Last week saw the 5th HR 2.0 event held in San Francisco. It’s a forum for HR leaders in some of the best-known tech companies to share lessons and insights.
Previous speakers include the HR Leads from Pinterest and Andreessen Horowitz. I’ve attended a few, and we co-hosted the last one at Runway. I’ve always found it incredibly insightful, and walked away with a deeper appreciation for the importance and complexity of good culture, people and operations.
Randy shared some awesome advice and stories on how he’s helped HR earn a seat at the executive table at Jawbone.
A side note: HR is not called HR in tech companies any more. You’ll see it called variations of Talent, People, Culture, People and Operations. For the sake of simplicity, I’ll call it HR. Though for the record, I think it’s a dumb name (could ‘human resources’ be any more dehumanising?).
First, a bit about Randy. He’s an impressive guy. A survivor of the dot com boom, he went on to spend 6 years with Google leading HR and recruiting in Europe and the Middle East. From there, a stint as VP Talent and HR with SpaceX. Now, VP of People and Operations at Jawbone.
Takeaway: He knows his stuff.
His advice for HR folk is practical, actionable, and smart. But it also makes a ton of sense for anyone in a role that requires communication and influencing. Which, I guess is kinda everyone in business.
How to earn your seat at the executive table
Randy has 3 simple guidelines:
- Philosophy first
- Keep it simple
- Be data-driven
Sounds obvious. But it’s very non-HR in the ‘traditional’ sense; of policies, acronyms, hand-gestures and gold stars. His goal is to move HR from a stereotype of reactionary fun-police, to a proactive, strategic partner with a valued seat a the table.
1. Philosophy first
Don’t talk about policies. They’re boring, and treat grown humans like children. Rather, start with philosophy.
A semantic difference? Perhaps.
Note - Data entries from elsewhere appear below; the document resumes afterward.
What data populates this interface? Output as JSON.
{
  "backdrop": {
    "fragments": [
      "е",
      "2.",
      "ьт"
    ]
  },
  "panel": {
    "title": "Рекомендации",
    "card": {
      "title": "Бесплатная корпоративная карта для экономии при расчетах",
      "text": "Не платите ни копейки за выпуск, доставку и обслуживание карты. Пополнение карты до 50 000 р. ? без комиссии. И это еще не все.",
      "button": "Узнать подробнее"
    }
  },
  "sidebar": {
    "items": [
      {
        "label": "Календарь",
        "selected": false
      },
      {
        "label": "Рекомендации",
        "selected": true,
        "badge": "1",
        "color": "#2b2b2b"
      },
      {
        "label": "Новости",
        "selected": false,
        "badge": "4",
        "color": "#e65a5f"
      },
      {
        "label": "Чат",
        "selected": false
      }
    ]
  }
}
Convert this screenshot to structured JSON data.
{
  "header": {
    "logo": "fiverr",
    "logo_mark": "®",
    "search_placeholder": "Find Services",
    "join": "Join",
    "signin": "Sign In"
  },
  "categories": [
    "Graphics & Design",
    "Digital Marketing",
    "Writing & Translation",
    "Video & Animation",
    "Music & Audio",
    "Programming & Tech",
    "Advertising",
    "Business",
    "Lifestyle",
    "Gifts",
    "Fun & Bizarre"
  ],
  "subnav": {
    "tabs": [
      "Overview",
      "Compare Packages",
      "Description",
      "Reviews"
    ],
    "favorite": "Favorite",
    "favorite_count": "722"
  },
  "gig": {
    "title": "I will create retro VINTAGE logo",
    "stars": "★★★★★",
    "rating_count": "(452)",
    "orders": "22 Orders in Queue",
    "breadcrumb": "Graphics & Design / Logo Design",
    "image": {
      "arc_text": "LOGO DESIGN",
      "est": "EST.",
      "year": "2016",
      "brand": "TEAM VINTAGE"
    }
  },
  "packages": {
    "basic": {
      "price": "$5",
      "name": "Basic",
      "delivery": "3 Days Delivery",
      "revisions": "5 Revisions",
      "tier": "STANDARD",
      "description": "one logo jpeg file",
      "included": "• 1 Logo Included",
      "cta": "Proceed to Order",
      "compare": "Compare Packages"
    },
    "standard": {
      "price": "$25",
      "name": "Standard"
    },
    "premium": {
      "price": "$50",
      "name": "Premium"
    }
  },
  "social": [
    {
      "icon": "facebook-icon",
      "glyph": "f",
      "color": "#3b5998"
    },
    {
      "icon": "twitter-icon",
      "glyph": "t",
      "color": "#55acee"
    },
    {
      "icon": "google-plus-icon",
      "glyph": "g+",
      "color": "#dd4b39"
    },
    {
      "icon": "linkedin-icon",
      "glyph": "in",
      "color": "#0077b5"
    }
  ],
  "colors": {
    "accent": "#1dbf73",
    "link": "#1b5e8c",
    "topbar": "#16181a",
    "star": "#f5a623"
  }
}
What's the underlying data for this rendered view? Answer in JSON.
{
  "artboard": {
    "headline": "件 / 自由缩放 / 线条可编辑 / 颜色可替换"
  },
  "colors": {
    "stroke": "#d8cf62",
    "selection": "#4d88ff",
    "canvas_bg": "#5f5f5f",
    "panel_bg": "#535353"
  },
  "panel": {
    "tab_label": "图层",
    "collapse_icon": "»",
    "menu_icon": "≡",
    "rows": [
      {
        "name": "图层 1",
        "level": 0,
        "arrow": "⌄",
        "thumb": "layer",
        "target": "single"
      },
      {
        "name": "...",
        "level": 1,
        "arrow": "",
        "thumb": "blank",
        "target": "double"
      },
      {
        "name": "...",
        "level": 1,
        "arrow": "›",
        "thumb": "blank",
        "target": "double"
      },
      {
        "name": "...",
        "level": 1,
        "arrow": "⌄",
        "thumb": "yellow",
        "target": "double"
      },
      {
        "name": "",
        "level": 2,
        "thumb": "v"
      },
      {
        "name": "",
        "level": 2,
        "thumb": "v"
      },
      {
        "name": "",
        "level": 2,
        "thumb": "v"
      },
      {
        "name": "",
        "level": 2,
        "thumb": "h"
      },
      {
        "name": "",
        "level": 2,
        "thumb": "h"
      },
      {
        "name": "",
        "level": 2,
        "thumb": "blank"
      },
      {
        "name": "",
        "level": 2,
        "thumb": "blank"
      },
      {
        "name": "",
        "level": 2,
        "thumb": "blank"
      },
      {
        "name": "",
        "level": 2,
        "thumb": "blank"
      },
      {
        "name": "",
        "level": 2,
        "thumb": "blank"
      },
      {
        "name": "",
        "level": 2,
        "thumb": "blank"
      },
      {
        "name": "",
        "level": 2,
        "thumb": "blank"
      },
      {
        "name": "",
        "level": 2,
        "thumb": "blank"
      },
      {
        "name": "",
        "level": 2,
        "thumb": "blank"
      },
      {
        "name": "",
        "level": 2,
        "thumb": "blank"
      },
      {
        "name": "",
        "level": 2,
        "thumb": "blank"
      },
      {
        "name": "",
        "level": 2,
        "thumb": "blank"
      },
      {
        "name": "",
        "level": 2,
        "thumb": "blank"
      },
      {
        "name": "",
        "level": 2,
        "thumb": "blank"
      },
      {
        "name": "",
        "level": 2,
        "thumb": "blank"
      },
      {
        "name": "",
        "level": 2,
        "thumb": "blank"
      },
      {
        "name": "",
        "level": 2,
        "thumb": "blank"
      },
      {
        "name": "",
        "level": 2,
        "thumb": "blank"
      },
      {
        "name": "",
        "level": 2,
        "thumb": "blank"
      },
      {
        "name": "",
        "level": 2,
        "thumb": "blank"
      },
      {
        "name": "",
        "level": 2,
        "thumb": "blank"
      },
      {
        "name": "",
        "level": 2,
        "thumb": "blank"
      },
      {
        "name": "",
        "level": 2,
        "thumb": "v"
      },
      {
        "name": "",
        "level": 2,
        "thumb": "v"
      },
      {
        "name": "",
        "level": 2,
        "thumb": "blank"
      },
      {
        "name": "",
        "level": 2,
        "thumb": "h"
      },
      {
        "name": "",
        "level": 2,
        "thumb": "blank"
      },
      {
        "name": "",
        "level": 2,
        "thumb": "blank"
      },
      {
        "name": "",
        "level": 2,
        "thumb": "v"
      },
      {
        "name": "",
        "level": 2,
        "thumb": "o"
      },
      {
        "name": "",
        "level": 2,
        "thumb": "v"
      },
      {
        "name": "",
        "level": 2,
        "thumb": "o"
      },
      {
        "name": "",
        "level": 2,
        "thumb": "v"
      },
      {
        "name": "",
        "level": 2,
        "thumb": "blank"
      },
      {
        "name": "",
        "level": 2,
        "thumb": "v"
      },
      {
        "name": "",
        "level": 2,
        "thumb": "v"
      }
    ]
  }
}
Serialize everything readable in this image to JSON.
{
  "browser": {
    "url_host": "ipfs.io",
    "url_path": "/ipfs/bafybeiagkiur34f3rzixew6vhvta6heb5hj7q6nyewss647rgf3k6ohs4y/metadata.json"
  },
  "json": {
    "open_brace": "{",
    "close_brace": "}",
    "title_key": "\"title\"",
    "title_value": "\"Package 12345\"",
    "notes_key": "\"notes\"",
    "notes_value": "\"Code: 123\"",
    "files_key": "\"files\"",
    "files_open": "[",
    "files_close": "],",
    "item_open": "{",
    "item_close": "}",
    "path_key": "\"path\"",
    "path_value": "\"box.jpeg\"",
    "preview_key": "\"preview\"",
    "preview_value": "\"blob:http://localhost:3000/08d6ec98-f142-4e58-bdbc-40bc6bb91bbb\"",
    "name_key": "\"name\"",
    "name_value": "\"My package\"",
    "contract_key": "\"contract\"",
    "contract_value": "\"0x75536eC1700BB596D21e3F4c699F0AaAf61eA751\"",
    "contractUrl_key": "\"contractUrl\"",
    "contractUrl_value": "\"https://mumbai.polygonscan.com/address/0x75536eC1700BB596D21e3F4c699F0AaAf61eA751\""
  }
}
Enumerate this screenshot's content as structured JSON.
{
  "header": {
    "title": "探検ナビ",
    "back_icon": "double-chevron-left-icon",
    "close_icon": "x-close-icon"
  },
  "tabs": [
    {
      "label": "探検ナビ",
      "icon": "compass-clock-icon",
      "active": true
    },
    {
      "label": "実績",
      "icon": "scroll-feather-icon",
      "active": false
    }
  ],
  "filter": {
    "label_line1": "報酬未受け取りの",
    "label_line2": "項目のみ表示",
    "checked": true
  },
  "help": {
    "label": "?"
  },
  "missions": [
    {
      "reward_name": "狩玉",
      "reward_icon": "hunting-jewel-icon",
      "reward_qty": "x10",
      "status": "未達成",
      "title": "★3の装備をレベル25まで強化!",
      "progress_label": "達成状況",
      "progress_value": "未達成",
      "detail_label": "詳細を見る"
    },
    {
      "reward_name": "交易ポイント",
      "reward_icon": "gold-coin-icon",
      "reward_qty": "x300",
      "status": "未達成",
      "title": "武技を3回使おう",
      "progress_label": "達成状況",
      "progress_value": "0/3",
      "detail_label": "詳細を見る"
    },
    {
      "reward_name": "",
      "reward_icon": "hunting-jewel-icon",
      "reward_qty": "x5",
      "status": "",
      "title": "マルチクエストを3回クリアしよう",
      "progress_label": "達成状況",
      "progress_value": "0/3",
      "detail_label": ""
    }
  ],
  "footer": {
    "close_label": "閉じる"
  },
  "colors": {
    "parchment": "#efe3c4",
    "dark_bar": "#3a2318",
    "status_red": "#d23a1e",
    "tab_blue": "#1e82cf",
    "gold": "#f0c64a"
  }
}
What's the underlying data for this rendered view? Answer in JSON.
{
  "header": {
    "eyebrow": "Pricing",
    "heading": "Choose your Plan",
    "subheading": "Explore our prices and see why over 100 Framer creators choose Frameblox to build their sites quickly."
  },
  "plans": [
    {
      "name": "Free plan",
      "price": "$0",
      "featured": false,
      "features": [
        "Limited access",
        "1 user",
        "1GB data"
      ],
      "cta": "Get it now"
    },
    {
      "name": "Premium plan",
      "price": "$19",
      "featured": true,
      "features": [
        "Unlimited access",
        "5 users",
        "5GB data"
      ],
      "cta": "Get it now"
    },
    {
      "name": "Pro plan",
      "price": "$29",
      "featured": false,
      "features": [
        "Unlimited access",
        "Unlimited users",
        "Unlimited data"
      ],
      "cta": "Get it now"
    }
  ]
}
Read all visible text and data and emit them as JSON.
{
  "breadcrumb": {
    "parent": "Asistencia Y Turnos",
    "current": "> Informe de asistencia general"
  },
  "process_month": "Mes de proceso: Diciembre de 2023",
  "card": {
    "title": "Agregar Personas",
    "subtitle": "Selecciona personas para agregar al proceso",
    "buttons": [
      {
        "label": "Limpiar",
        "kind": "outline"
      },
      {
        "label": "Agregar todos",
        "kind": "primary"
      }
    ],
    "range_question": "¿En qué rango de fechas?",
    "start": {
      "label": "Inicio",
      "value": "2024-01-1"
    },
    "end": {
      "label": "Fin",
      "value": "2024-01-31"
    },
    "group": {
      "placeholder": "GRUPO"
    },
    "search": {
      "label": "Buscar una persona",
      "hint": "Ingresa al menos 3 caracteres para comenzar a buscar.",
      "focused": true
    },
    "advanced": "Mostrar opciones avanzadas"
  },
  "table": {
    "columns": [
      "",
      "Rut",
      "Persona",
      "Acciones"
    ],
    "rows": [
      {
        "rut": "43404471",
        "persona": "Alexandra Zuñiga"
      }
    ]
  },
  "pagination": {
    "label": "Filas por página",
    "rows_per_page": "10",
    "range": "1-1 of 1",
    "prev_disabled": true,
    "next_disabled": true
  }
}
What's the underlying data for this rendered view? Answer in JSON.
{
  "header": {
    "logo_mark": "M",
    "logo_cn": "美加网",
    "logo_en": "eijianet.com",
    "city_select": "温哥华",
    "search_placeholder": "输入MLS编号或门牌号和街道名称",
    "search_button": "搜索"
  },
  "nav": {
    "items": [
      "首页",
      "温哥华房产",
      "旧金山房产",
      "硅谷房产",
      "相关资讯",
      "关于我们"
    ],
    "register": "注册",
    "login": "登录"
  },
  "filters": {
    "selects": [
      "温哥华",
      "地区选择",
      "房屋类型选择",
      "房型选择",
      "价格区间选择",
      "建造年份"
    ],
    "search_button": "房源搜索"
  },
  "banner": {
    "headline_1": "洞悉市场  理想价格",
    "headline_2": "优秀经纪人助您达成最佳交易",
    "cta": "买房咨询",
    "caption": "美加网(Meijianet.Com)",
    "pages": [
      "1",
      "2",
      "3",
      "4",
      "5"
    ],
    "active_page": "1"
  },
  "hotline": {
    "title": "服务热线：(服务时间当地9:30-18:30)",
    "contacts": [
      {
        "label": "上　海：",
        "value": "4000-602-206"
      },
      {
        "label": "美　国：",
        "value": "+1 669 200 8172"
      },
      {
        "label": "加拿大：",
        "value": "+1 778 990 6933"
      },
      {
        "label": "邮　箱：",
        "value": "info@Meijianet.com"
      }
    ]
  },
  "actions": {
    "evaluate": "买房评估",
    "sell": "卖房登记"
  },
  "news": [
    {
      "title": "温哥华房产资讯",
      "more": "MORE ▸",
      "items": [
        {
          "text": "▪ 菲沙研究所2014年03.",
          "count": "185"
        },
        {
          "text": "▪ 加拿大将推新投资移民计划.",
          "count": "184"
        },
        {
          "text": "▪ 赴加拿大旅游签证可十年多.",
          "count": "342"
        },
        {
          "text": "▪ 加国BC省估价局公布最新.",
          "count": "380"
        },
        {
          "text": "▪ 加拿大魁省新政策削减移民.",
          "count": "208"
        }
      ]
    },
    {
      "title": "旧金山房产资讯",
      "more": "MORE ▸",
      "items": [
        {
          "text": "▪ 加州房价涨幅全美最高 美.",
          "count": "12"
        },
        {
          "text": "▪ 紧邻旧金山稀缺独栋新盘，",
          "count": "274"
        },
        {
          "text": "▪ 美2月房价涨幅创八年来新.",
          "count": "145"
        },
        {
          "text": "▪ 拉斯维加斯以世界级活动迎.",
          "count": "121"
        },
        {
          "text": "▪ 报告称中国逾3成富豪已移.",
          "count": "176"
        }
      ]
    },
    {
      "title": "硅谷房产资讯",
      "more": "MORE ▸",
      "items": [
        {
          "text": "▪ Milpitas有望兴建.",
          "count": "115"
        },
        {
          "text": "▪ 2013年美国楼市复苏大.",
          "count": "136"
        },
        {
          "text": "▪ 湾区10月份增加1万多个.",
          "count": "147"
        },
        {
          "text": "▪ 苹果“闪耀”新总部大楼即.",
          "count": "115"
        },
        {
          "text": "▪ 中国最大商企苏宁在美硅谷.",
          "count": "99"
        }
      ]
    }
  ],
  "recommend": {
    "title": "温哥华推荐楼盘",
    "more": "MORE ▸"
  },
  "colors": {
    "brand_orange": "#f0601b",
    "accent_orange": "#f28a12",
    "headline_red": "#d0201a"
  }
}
After all, Jawbone still talks about a ‘vacation philosophy’ and ‘parental leave philosophy’.
But there’s a subtle difference in communication, by linking a philosophy to company values.
An example: Jawbone recently updated its parental leave policy. Err, philosophy. They had to communicate this to the company. A blanket announcement could work, but why would people care? Especially if not in the window for making babies.
When sharing the news, Randy spoke of Jawbone’s philosophy of incredible care and detail at the early stage of product development. Hours of work into R&D, and perfecting minor details. If, as a company, they cared so much about the first steps of a product, how could they not apply the same thinking to the investment made in the early life of a new child? The needed a better parental leave policy.
Now, a boring announcement about some new leave policy became an opportunity to draw strong links between the values across different parts of the company.
2. Keep it simple
HR people love acronyms. PTO (paid time off), EEO (equal employment opportunity), FTE (full-time equivalent). Hell, here’s an entire list for you.
And sometimes, playing at the coalface of people issues, it’s easy to get stuck in the weeds. Communicating every detail while missing the big picture.
Randy gave a simple example of how to keep it simple.
Headcount. Every board report has the chart. It’s likely provided by HR. And it likely breaks down headcount by month, across regions or business units. Yawn. It can be hard to tell a good story using a bar chart with 458 data points.
An alternative: compare headcount at the start of the year, to the current count. Draw a line in between. Then tell a story about overall growth, and the innovative recruiting initiatives used to drive that growth.
Same data, a different story. Earning the right to lead that discussion.
3. Be data-driven
On the topic of data, HR needs to use it. So much is gathered across all the HR functions. But the stereotype of touch-feely HR folk persists. To earn a seat at the executive table, data is your best friend.
Returning to the example of parental leave at Jawbone. They had to choose a number: how many weeks leave would they provide?
This could easily be a finger-in-the-air-type gut call. Instead, Randy ‘sourced’ some intelligence on the leave policies of a dozen major tech companies. Put it in a chart. Then showed the CEO.
Instantly, the discussion focused on market comparisons. Who they should match, and beat. And by how much. In the end, the CEO actually ADDED weeks to the proposal from HR, to outstrip a few certain competitors.
The HR team at Jawbone has a full-time person focused on analytics, data and stats. Who runs the numbers for your HR team?
Now, some tech companies clearly get the importance of HR. Or People Ops, Culture, whatever. Jawbone does for sure.
But if you’re in HR – at a tech company or anywhere else – what can you do differently to earn that seat at the executive table?
ps – thanks to the event hosts: Mitchell Lake and Sequoia Benefits.